b. 02/09/1841 Brooklyn, New York. d. 07/06/1915 Brooklyn, New York.
DATE OF MOH ACTION: 30/08/1862 Bull Run, Virginia.
Civil War Congressional Medal of Honor Recipient. A hatter by trade, after the start of the Civil War, he enlisted as a Private in Company F, 5th New York Volunteer Infantry ("Duryee's Zouaves") on July 1, 1861. At the battle of Second Manassas (Second Bull Run) on August 30, 1862, the 5th and 10th New York Infantry regiments of Colonel Gouverneur K. Warren's brigade, made a gallant but hopeless effort to stem the Confederate onslaught on the left flank of the Federal forces. As Warren's troops were being overrun and falling back, James Webb noticed that the guns of Lieutenant Charles Hazlett's Battery D, 5th United States Regular Artillery, were about to be flanked and captured by the advancing Confederates. He turned back, sprinting through a hail of bullets, one of which cut across his side, and alerted the battery commander, who safely extricated his guns. One of his comrades called the private's deed "a forlorn hope of the most desperate character." Despite his wound, James Webb chose to remain with his unit, and participated in the subsequent campaigns of Antietam, Federicksburg and Chancellorsville. In May of 1863 he was transferred to Company C, 146th New York Volunteer Infantry, and served with that regiment until his muster out on July 27, 1864. Following the war he had a varied and colorful career as New York policeman, territorial marshal and army scout in Montana, and prospector in the Black Hills of Dakota. Returning to his native Brooklyn, he was active in borough politics, worked as an agent for sculptor Henry Baer, and was a member of the Grand Army of the Republic and the Fifth New York Veterans Association. He served as chairman of the committee that erected a monument to the Duryee Zouaves commemorating their sacrifice on the battlefield of Manassas.

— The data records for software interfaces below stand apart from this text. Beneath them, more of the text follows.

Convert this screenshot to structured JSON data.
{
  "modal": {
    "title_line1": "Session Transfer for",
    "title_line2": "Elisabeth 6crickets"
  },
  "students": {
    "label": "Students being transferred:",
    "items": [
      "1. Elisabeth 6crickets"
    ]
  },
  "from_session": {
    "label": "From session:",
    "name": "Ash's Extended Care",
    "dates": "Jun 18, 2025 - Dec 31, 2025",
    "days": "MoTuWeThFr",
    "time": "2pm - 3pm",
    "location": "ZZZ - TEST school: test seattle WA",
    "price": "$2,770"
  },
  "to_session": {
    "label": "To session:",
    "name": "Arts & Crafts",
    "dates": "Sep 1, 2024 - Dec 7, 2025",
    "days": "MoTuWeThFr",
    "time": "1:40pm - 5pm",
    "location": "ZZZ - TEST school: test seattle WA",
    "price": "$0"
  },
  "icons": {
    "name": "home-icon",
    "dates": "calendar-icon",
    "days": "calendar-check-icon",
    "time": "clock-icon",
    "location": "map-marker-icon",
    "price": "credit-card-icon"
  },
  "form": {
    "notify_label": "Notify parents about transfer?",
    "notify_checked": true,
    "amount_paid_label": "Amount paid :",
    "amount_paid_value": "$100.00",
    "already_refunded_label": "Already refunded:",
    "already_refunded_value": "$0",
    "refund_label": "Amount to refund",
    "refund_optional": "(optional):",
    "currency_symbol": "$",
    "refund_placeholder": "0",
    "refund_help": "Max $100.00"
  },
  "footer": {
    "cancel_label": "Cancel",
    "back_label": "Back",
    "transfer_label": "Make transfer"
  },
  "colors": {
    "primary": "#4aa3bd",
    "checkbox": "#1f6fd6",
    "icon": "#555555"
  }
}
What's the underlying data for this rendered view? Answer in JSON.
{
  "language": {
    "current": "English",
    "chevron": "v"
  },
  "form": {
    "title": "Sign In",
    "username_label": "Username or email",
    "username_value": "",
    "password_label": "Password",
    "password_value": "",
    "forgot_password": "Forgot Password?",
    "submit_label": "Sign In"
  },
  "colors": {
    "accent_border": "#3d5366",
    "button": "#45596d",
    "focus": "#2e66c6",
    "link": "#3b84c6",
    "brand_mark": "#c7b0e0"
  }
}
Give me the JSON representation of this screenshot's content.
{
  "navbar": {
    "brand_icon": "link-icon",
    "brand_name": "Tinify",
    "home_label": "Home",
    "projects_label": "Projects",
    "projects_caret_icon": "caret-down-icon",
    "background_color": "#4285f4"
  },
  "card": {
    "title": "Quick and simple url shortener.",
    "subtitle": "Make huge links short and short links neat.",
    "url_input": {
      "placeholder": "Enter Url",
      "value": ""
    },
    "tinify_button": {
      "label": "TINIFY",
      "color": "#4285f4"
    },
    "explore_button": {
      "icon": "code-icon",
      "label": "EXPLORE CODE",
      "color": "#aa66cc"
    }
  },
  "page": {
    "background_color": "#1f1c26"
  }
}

Under heavy fire voluntarily carried information to a battery commander that enabled him to save his guns from capture. Was severely wounded, but refused to go to the hospital and participated in the remainder of the campaign.
BURIAL LOCATION: CYPRESS HILLS NATIONAL CEMETERY, BROOKLYN, NEW YORK.
Section 2, Grave 7401
NO IMAGE AVAILABLE